It was a remark over dinner. That in all our stories, it’s evident how God has been present, how God has been at work, how He has shown Himself to be the source of incredible transformation. His mercies have availed for every trial, in every valley, for every crossroads. He has been present.
Always, there is at least one thing, one person in a day that imprints God’s presence and goodness – however fleeting or subtle.
And it’s not just about how God has been present to us and in our little lives. We’ve seen this same God in the lives of people we know – regardless of how much/little they care for or understand Him.
So there’s something else too. And that is: we can see God at work, because we are consciously looking out for Him. We expect to see Him. We expect Him to turn up. We expect Him to be who He is.
And when He does, we are filled with thanksgiving – whatever the outcome may be, even if the ‘plans’ aren’t what we would have chosen or imagined for ourselves or others.
Yet, too often, apparent realities draw my eyes and attention away from true daily reality. Too often, we (I!) are in danger of being absent to the miracle of an everyday God who desires nothing more than to be with us.
“It’s practising being in the present, in the now”.
“For many living in today’s world, do not be afraid evokes images of ostriches with their heads in the sand as the world collapses around them. It sounds just as naïve and perplexing as my instructor’s words to me right as my horse backed me off the eight-foot embankment. We have many, many reasons to feel afraid largely because we feel we have so much to lose. Whether or not we claim Christian faith, do not be afraid echoes in our heads, and we wonder how to live courageously in a world filled with jagged edges and eight-foot embankments that would seek to claim all that is near and dear to us.
While there are no explicit references to hope in the teaching of Jesus, he too encouraged his followers to “not be anxious” but to trust in the God who could be trusted even in the face of our anxieties. Hope, contrary to what many of us might believe, is not the absence of fear but often arises in the midst of fear. It is both that which anchors us in the midst of the storm, and that which compels us to move forward—however ploddingly—towards goals, others, and the God whom the apostle Paul names the “God of hope” in his letter to the Romans. We hold on to hope, just as I held on while my horse slid backwards with me on her back, down the embankment that seemed without bottom, down to what I feared would end her life and my life. It is a desperate clinging to the God who is mysterious, and of whom we do not have control. There is a mystery in hope because we do not know how God will intervene.

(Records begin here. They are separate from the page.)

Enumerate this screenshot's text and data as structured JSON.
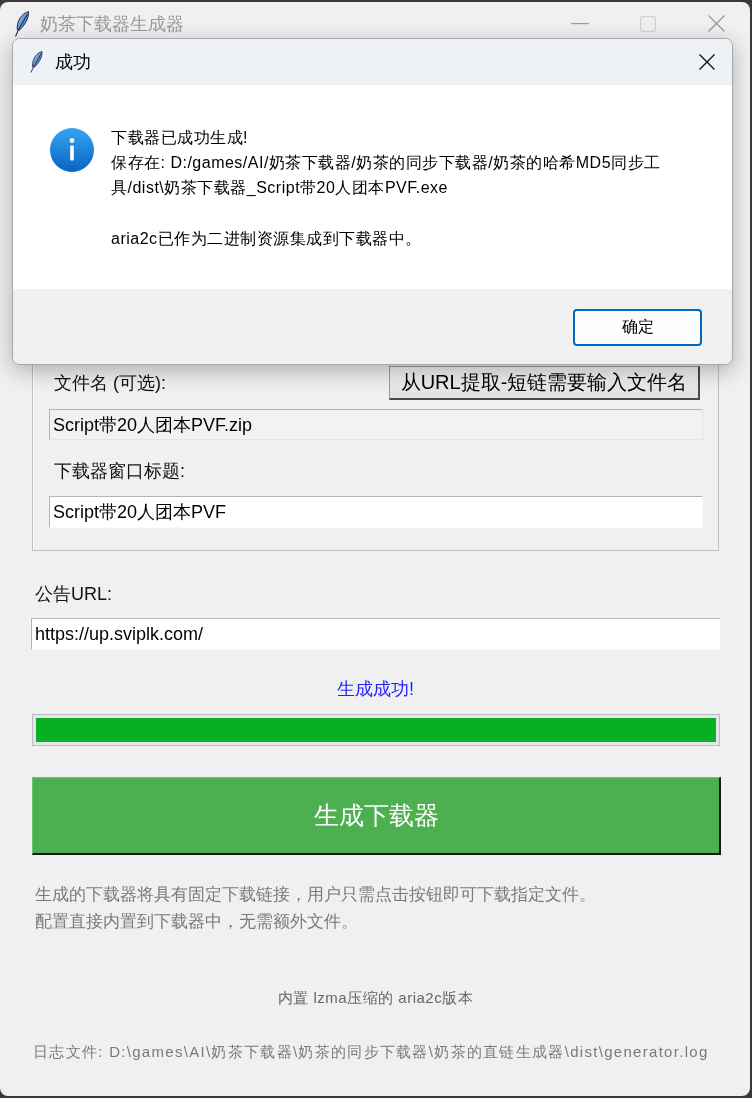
{
  "window": {
    "title": "奶茶下载器生成器",
    "active": false
  },
  "dialog": {
    "title": "成功",
    "kind": "info",
    "paragraphs": [
      [
        "下载器已成功生成!",
        "保存在: D:/games/AI/奶茶下载器/奶茶的同步下载器/奶茶的哈希MD5同步工具/dist\\奶茶下载器_Script带20人团本PVF.exe"
      ],
      [
        "aria2c已作为二进制资源集成到下载器中。"
      ]
    ],
    "buttons": [
      {
        "label": "确定",
        "default": true
      }
    ]
  },
  "form": {
    "file_name": {
      "label": "文件名 (可选):",
      "value": "Script带20人团本PVF.zip",
      "readonly": true
    },
    "extract_button": "从URL提取-短链需要输入文件名",
    "window_title": {
      "label": "下载器窗口标题:",
      "value": "Script带20人团本PVF",
      "readonly": false
    }
  },
  "notice_url": {
    "label": "公告URL:",
    "value": "https://up.sviplk.com/",
    "readonly": false
  },
  "status": "生成成功!",
  "progress": {
    "level": 1
  },
  "generate_button": "生成下载器",
  "description": [
    "生成的下载器将具有固定下载链接，用户只需点击按钮即可下载指定文件。",
    "配置直接内置到下载器中，无需额外文件。"
  ],
  "footer": {
    "version_note": "内置 lzma压缩的 aria2c版本",
    "log_file": "日志文件: D:\\games\\AI\\奶茶下载器\\奶茶的同步下载器\\奶茶的直链生成器\\dist\\generator.log"
  }
}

I lived to tell about my horse-riding adventure without even a broken bone—not my own bones, or the bones of my horse. I couldn’t see the wide trail below me that would hold me, and would offer sure footing for my wayward steed. Our lives are often this way; we are often afraid because we cannot see where we will land. But hope longs to hold us and to ground us in the midst of our fears. Hope is the broad place, the wide trail underneath us. And though we know of those who fell and were not caught, though we often fear a world destroying itself, the God of hope raises the dead to life. Do not be afraid.” – RZIM